Hi! Here we are another week to explain a little Galician to you. This week we’ll dedicate our introduction to talk about something that everyone in the world likes: FOOD. First, you’ll all be asking yourselves what the phrase at the start means, well, this phrase means that you won’t profit more by fishing more, it’s true that by fishing more your nets will contain more fish, but because of supply and demand the fish will be cheaper.
Secondly, the meal schedule (indeed in the whole of Spain) are very different to those in the rest of Europe. In Galicia, lunchtime is usually at around 2-3pm, where the rest of Europe usually has lunch at around 12-1pm. Since people eat lunch later in Galicia, they also eat tea later, at around 10-11pm.
Finally, some common foods in Galicia that are known by many people from other countries, since they’re exceptional, and visitors to Galicia are fascinated by them are, for example: Polbo á feira, empanada de zamburiñas, lacón con grelos, percebes, filloas, pementos do Padrón, lamprea, torta de Santiago, chourizo con cachelos and churrasco.
As patacas: The potatoes
A cebola: The onion
As cenorias: The carrots
O pemento: The pepper
O pastel: The cake
O polbo: The octopus
O polo: The chicken
As salchichas: The sausages
O ovo: The egg
Góstanme as verduras: I like (green) vegetables (careful: the literal translation is ‘the (green) vegetables please me’)
Góstame o peixe: I like fish
Góstame moito o allo: I really like garlic
Non me gosta o marisco: I don’t like seafood
Non me gostan nada as aceitunas: I really don’t like olives
Góstame moitísimo o queixo: I really like cheese
Recoller a mesa: Clear the table
Pór a mesa: Set the table
Lavar os pratos: Wash the dishes
Recoller os pratos: Put away the plates
Servir a comida: Serve the food
Facer a comida: Prepare food
Calentar leite: Heat milk
Finalmente, a nosa canción
Thanks a lot. In my opinion, it would be useful to create a post with the list of lessons or link the previous/next lesson in each post. When you write text inside square brackets [like this] and you add a link inside parenthesis (https://www.duolingo.com/comment/12948453) right next to it, you get this result, blue in posts and gray in comments. Best regards.
Thank you, we're glad to be of help :-)
It depends a lot on the part of Galicia, as a general rule the larger the city, the lower the percentage of Galician speakers. I'd also say that generally speaking places closer to the coast have fewer Galician speakers (which is really tragic, considering Galician culture). In Santiago de Compostela 21% use Galician exclusively, and 85% use Galician in some capacity. In Vigo, only 7% use Galician exclusively, and only 57% in any capacity. In Galicia in general, 99% understand Galician, 91% speak it, 69% can read it and 58% can write it. It's not doing as great as it should be, but it's not Asturian or Aragonese
Thanks!
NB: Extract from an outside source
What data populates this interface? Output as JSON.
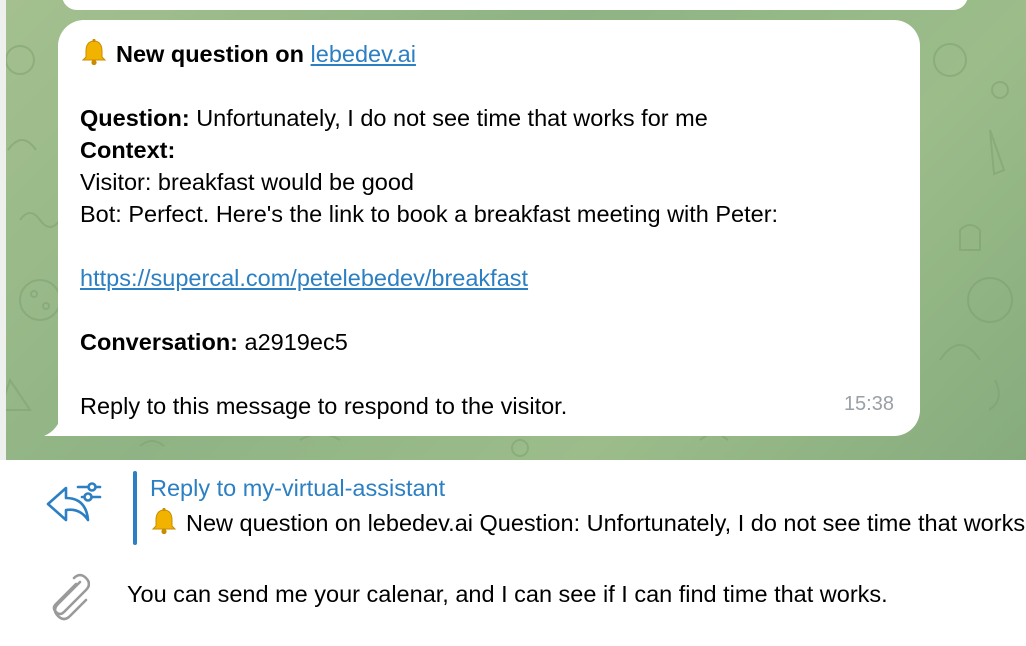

So in one of the cities if you walked into a shop, say, and had to ask an employee something one would probably speak Spanish but in a smaller town Galician?
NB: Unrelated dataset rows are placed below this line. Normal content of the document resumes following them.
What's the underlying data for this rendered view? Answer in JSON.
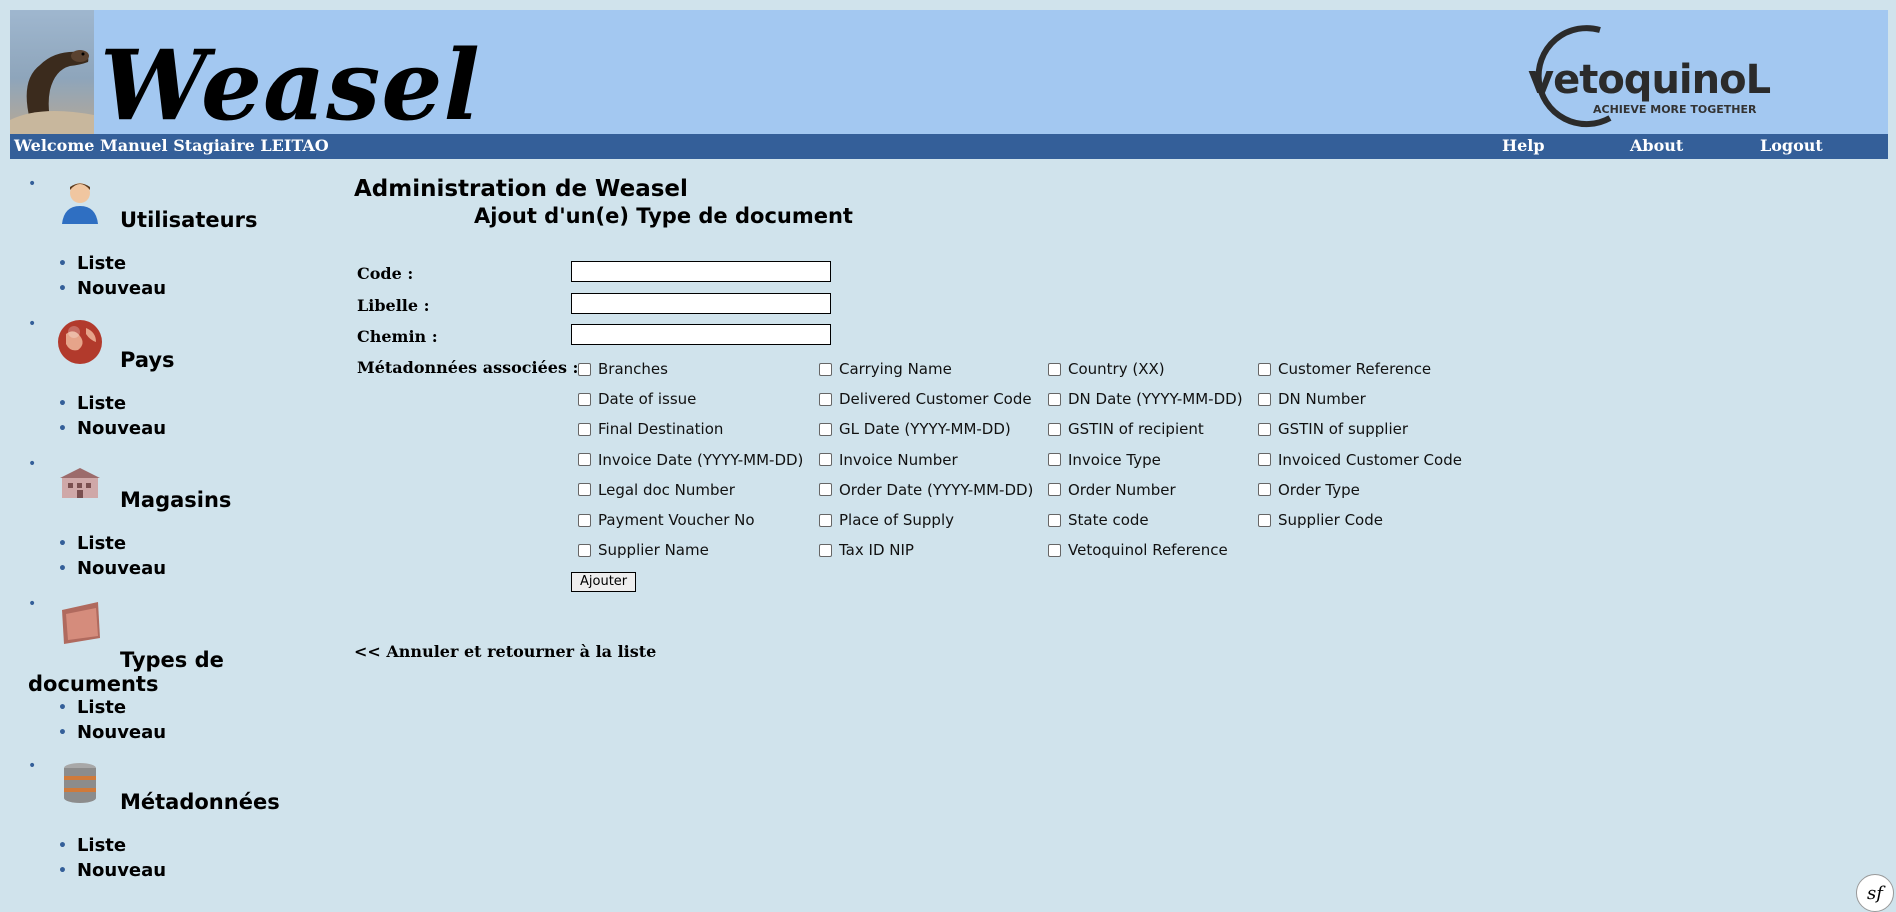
{
  "header": {
    "logo_text": "Weasel",
    "company_name": "vetoquinoL",
    "company_tagline": "ACHIEVE MORE TOGETHER",
    "welcome": "Welcome Manuel Stagiaire LEITAO",
    "links": [
      "Help",
      "About",
      "Logout"
    ]
  },
  "sidebar": {
    "sections": [
      {
        "title": "Utilisateurs",
        "icon": "user-icon",
        "items": [
          "Liste",
          "Nouveau"
        ]
      },
      {
        "title": "Pays",
        "icon": "globe-icon",
        "items": [
          "Liste",
          "Nouveau"
        ]
      },
      {
        "title": "Magasins",
        "icon": "store-icon",
        "items": [
          "Liste",
          "Nouveau"
        ]
      },
      {
        "title": "Types de documents",
        "icon": "folder-icon",
        "items": [
          "Liste",
          "Nouveau"
        ]
      },
      {
        "title": "Métadonnées",
        "icon": "database-icon",
        "items": [
          "Liste",
          "Nouveau"
        ]
      }
    ]
  },
  "main": {
    "title": "Administration de Weasel",
    "subtitle": "Ajout d'un(e) Type de document",
    "fields": {
      "code_label": "Code :",
      "code_value": "",
      "libelle_label": "Libelle :",
      "libelle_value": "",
      "chemin_label": "Chemin :",
      "chemin_value": "",
      "metadata_label": "Métadonnées associées :"
    },
    "metadata_options": [
      "Branches",
      "Carrying Name",
      "Country (XX)",
      "Customer Reference",
      "Date of issue",
      "Delivered Customer Code",
      "DN Date (YYYY-MM-DD)",
      "DN Number",
      "Final Destination",
      "GL Date (YYYY-MM-DD)",
      "GSTIN of recipient",
      "GSTIN of supplier",
      "Invoice Date (YYYY-MM-DD)",
      "Invoice Number",
      "Invoice Type",
      "Invoiced Customer Code",
      "Legal doc Number",
      "Order Date (YYYY-MM-DD)",
      "Order Number",
      "Order Type",
      "Payment Voucher No",
      "Place of Supply",
      "State code",
      "Supplier Code",
      "Supplier Name",
      "Tax ID NIP",
      "Vetoquinol Reference"
    ],
    "submit_label": "Ajouter",
    "cancel_link": "<< Annuler et retourner à la liste"
  },
  "footer": {
    "badge": "sf"
  }
}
Is the situation like in Catalonia where I understand that younger people are actually more literate in the language than older people?
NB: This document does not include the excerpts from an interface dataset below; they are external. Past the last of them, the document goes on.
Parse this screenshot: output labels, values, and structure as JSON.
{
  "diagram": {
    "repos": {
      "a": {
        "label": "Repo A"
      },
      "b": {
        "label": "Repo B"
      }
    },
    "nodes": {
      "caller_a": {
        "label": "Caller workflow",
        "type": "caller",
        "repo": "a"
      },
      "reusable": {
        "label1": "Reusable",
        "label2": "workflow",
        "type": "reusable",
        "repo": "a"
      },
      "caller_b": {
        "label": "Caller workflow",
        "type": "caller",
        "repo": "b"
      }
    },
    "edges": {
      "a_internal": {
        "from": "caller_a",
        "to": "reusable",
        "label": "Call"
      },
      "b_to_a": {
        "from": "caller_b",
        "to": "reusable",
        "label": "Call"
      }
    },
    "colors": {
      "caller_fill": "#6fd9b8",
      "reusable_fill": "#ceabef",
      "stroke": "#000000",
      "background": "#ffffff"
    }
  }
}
Mm... In Galicia it's a little more complicated I think, older people are more likely to remember more of the language, but also more likely to have a negative image of the language (and not use it for that). There hasn't been a huge move back to Galician as there was with Catalan, although I personally believe that the situation is getting very slowly better. These are all just my opinions though.
I would say that with the exception of big coastal cities like Vigo, which is much more Spanish speaking, you can mostly get away with using either Spanish or Galician wherever you go.